Here’s a misconception: College consultants only help high school seniors with their college apps.
I once heard a sales trainer tell a college consultant that their target audience is high school seniors.
We apply for college in senior year, so we hire consultants also in senior year, right?
No. And the trainer probably didn’t know much about college consulting.
College consulting can be even more effective when started earlier than senior year of high school.
When should you hire a college consultant?
Parents might think it’s a little early to start in 9th grade and that’s true if you’re only talking about the Common App and personal statements.
In every grade of high school, a college consultant can help, if you know what to ask for. Here’s our guide.
9th grade is a good time to get help from a college consultant on:
- Starting a meaningful independent project like launching a business, writing a book, or raising money for a cause your student believes in.
- Your consultant can help develop milestones and deadlines, expand your student’s network by connecting him to local influencers, and give college-related tips along the way. Because these entrepreneurial pursuits take time to flourish, 9th grade is the right time to start.
- Academic course selection. Your student’s freshman year class selection can affect his ability to take the most rigorous classes as a junior or senior.
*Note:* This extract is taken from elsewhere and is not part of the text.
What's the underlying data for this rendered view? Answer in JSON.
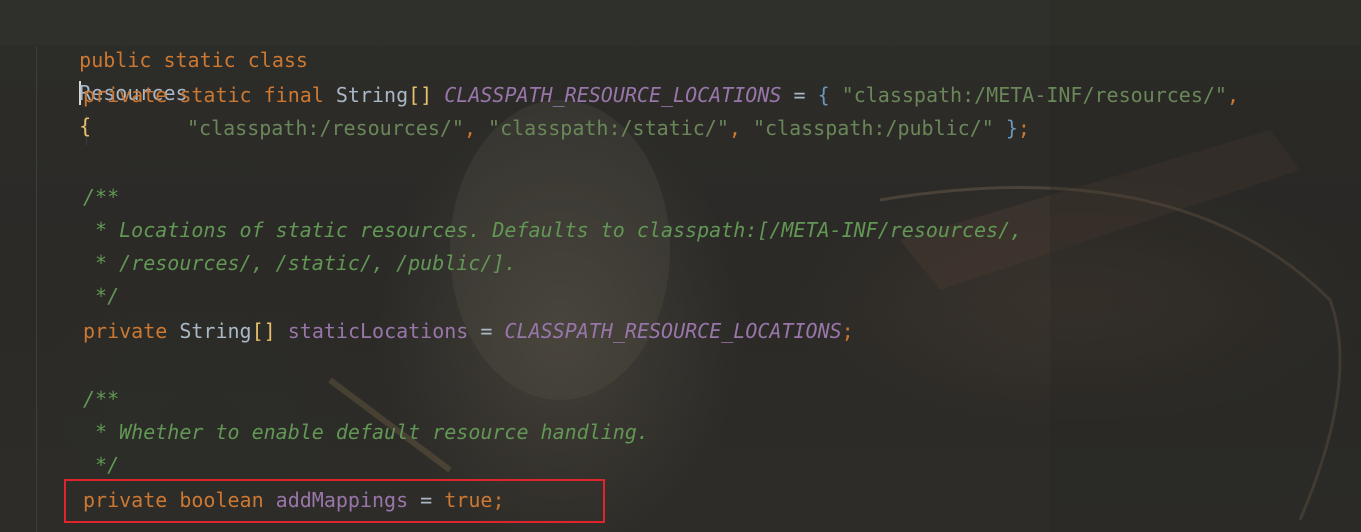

For example, if your child opts to take regular math instead of honors math, he might not be able to take calculus before 12th grade, depending on the academic progression at school. Selective schools like Carnegie Mellon rarely accept high schoolers without calculus on their transcript.
- Your consultant can help weigh the pros and cons of various academic paths with the college admissions lens in mind. Because your child’s 9th grade course selection affects the rest of his high school transcript, 9th grade is the right time to start.
- College financial planning. College can cost as much as a house. And it takes years to save for a house, so why would it be any different saving for college? Instead of relying on traditional college savings vehicles, you should explore alternatives that might give you a higher return on investment. By doing this sooner rather than later, you’ll give yourself time to grow your assets and ultimately give your child the gift of applying to and attending any school he wants.
- Your consultant, particularly one well-versed in financial aid or wealth planning, can diagnose your family finances and propose a personalized savings plan the way a nutritionist might evaluate a client’s eating habits and propose a healthier diet plan.
10th grade is a good time to get help from a college consultant on:
- Getting a focus plan for the next 2 years. It’s still sophomore year, so there’s no need to dive too deeply into college apps. Save yourselves the stress. But as classwork and extracurricular requirements grow heavier, students might benefit from a focus plan with college admissions in mind. This is like a business plan, but for students aiming for admission to selective colleges, detailing what to and what not to spend time on and how to attain certain goals. There’s not enough time in the day for your student to take every single opportunity available to him.
- Exploring majors and careers. Your child can apply to college undecided, but having an idea of different major and career options will pave the path to crafting a well-fitted college list. It’ll also help your child find extracurriculars related to his career goals, which in turn strengthens college essays when the time comes.
- Your consultant can help administer personality tests, major/career fit tests, and expose your child to majors and careers he never knew existed.
11th grade is a good time to get help from a college consultant on:
- Compiling required elements for college admissions. College apps can feel pretty bureaucratic. Like getting driver’s license or applying for a work visa abroad, you need to gather a ton of documents. For college, your student will need to submit transcripts,